(poetry diary 17) I wonder whether everyone can easily picture the kitchen table that they grew up around. I can see ours pretty easily–brown, with a darker brown border, made out of wood and formica, with metal legs. I remember there being thin crevices around the side and middle, and that a fascinating amount of crumbs would build up there. We’d eat on the table, and play Hearts with my grandparents, and I’d do homework and my mother would pay bills there too.
When I think of these things and of the family dinners that my sister-in-law prepares each week, as she did last night, around a wonderfully long wooden one at my father-in-law’s house, I think of Joy Harjo’s poem “Perhaps the World Ends Here.”
The world begins at a kitchen table. No matter what, we must eat to live.
and goes on to say, among other things,

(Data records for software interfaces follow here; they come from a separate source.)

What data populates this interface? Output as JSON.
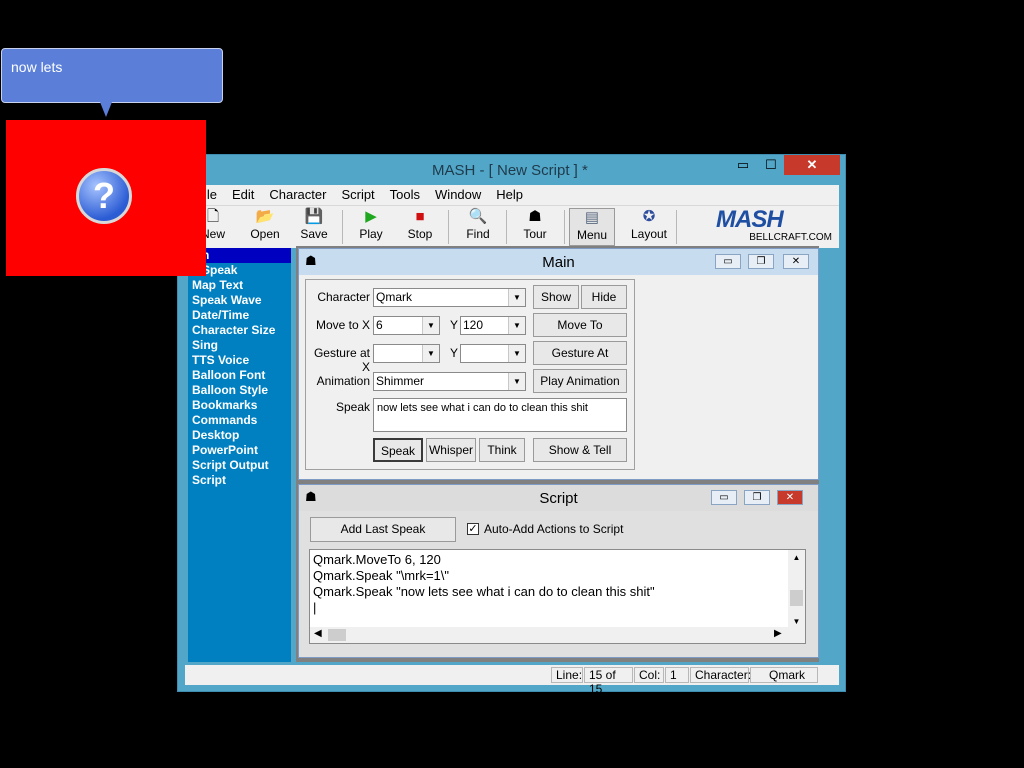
{
  "balloon": {
    "text": "now lets"
  },
  "window": {
    "title": "MASH - [ New Script ] *",
    "controls": {
      "minimize": "▭",
      "maximize": "☐",
      "close": "✕"
    }
  },
  "menu": [
    "File",
    "Edit",
    "Character",
    "Script",
    "Tools",
    "Window",
    "Help"
  ],
  "toolbar": {
    "buttons": [
      {
        "label": "New",
        "icon": "new-document-icon"
      },
      {
        "label": "Open",
        "icon": "folder-icon"
      },
      {
        "label": "Save",
        "icon": "floppy-icon"
      },
      {
        "label": "Play",
        "icon": "play-icon"
      },
      {
        "label": "Stop",
        "icon": "stop-icon"
      },
      {
        "label": "Find",
        "icon": "magnifier-icon"
      },
      {
        "label": "Tour",
        "icon": "character-icon"
      },
      {
        "label": "Menu",
        "icon": "menu-window-icon"
      },
      {
        "label": "Layout",
        "icon": "layout-icon"
      }
    ],
    "logo": {
      "text": "MASH",
      "sub": "BELLCRAFT.COM"
    }
  },
  "nav": {
    "items": [
      "Main",
      "Adv Speak",
      "Map Text",
      "Speak Wave",
      "Date/Time",
      "Character Size",
      "Sing",
      "TTS Voice",
      "Balloon Font",
      "Balloon Style",
      "Bookmarks",
      "Commands",
      "Desktop",
      "PowerPoint",
      "Script Output",
      "Script"
    ],
    "visible": [
      "ain",
      "v Speak",
      "Map Text",
      "Speak Wave",
      "Date/Time",
      "Character Size",
      "Sing",
      "TTS Voice",
      "Balloon Font",
      "Balloon Style",
      "Bookmarks",
      "Commands",
      "Desktop",
      "PowerPoint",
      "Script Output",
      "Script"
    ],
    "selected_index": 0
  },
  "main": {
    "title": "Main",
    "character_label": "Character",
    "character_value": "Qmark",
    "show_btn": "Show",
    "hide_btn": "Hide",
    "moveto_label": "Move to X",
    "moveto_x": "6",
    "y_label": "Y",
    "moveto_y": "120",
    "moveto_btn": "Move To",
    "gesture_label": "Gesture at X",
    "gesture_x": "",
    "gesture_y": "",
    "gesture_btn": "Gesture At",
    "animation_label": "Animation",
    "animation_value": "Shimmer",
    "play_anim_btn": "Play Animation",
    "speak_label": "Speak",
    "speak_text": "now lets see what i can do to clean this shit",
    "speak_btn": "Speak",
    "whisper_btn": "Whisper",
    "think_btn": "Think",
    "showtell_btn": "Show & Tell"
  },
  "script": {
    "title": "Script",
    "add_last_btn": "Add Last Speak",
    "auto_add_label": "Auto-Add Actions to Script",
    "auto_add_checked": true,
    "lines": [
      "Qmark.MoveTo 6, 120",
      "Qmark.Speak \"\\mrk=1\\\"",
      "Qmark.Speak \"now lets see what i can do to clean this shit\""
    ]
  },
  "status": {
    "line_label": "Line:",
    "line_value": "15 of 15",
    "col_label": "Col:",
    "col_value": "1",
    "char_label": "Character:",
    "char_value": "Qmark"
  },
  "agent": {
    "glyph": "?"
  }
}
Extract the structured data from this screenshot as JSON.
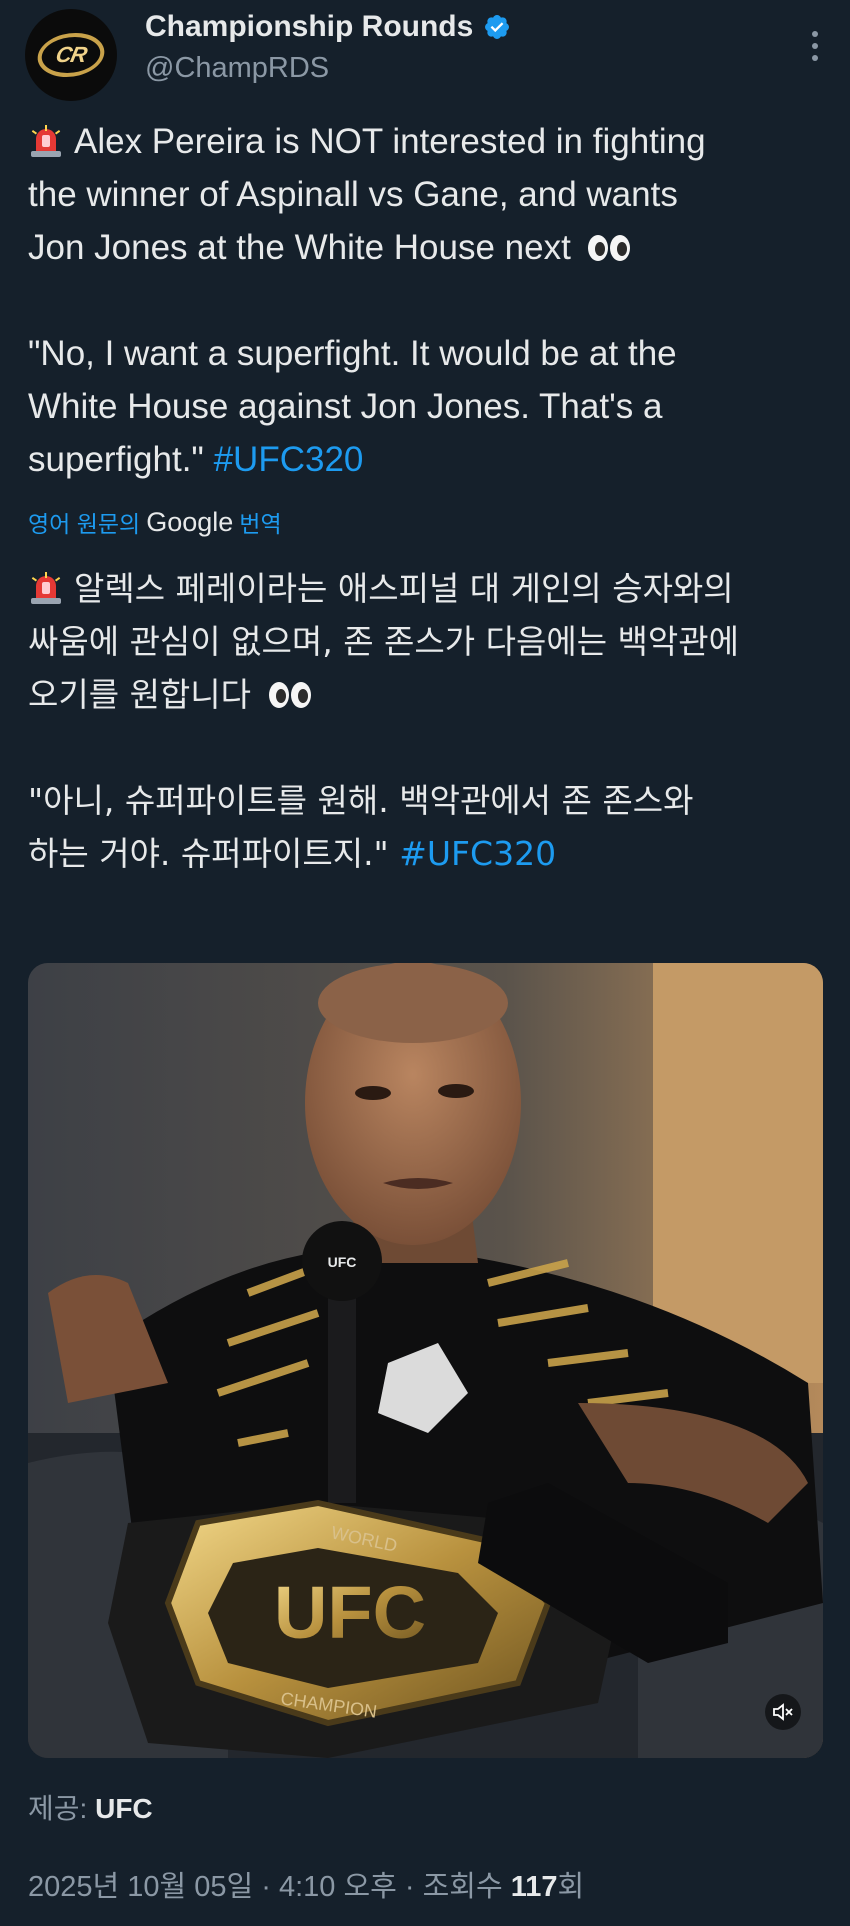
{
  "account": {
    "name": "Championship Rounds",
    "handle": "@ChampRDS",
    "avatar_text": "CR",
    "verified": true
  },
  "tweet": {
    "en_line1": "Alex Pereira is NOT interested in fighting",
    "en_line2": "the winner of Aspinall vs Gane, and wants",
    "en_line3": "Jon Jones at the White House next",
    "quote_line1": "\"No, I want a superfight. It would be at the",
    "quote_line2": "White House against Jon Jones. That's a",
    "quote_line3": "superfight.\"",
    "hashtag": "#UFC320"
  },
  "translation": {
    "prefix": "영어 원문의",
    "provider": "Google",
    "suffix": "번역",
    "ko_line1": "알렉스 페레이라는 애스피널 대 게인의 승자와의",
    "ko_line2": "싸움에 관심이 없으며, 존 존스가 다음에는 백악관에",
    "ko_line3": "오기를 원합니다",
    "ko_quote1": "\"아니, 슈퍼파이트를 원해. 백악관에서 존 존스와",
    "ko_quote2": "하는 거야. 슈퍼파이트지.\"",
    "hashtag": "#UFC320"
  },
  "media": {
    "belt_text_top": "WORLD",
    "belt_text_center": "UFC",
    "belt_text_bottom": "CHAMPION",
    "mic_text": "UFC"
  },
  "credit": {
    "label": "제공:",
    "source": "UFC"
  },
  "meta": {
    "date": "2025년 10월 05일",
    "time": "4:10 오후",
    "views_label": "조회수",
    "views_count": "117",
    "views_suffix": "회"
  },
  "colors": {
    "background": "#15202b",
    "link": "#1d9bf0",
    "secondary_text": "#8b98a5"
  }
}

We have given birth on this table, and have prepared our parents for burial here.–At this table we sing with joy, with sorrow. We pray of suffering and remorse. We give thanks.–Perhaps the world will end at the kitchen table, while we are laughing and crying, eating of the last sweet bite.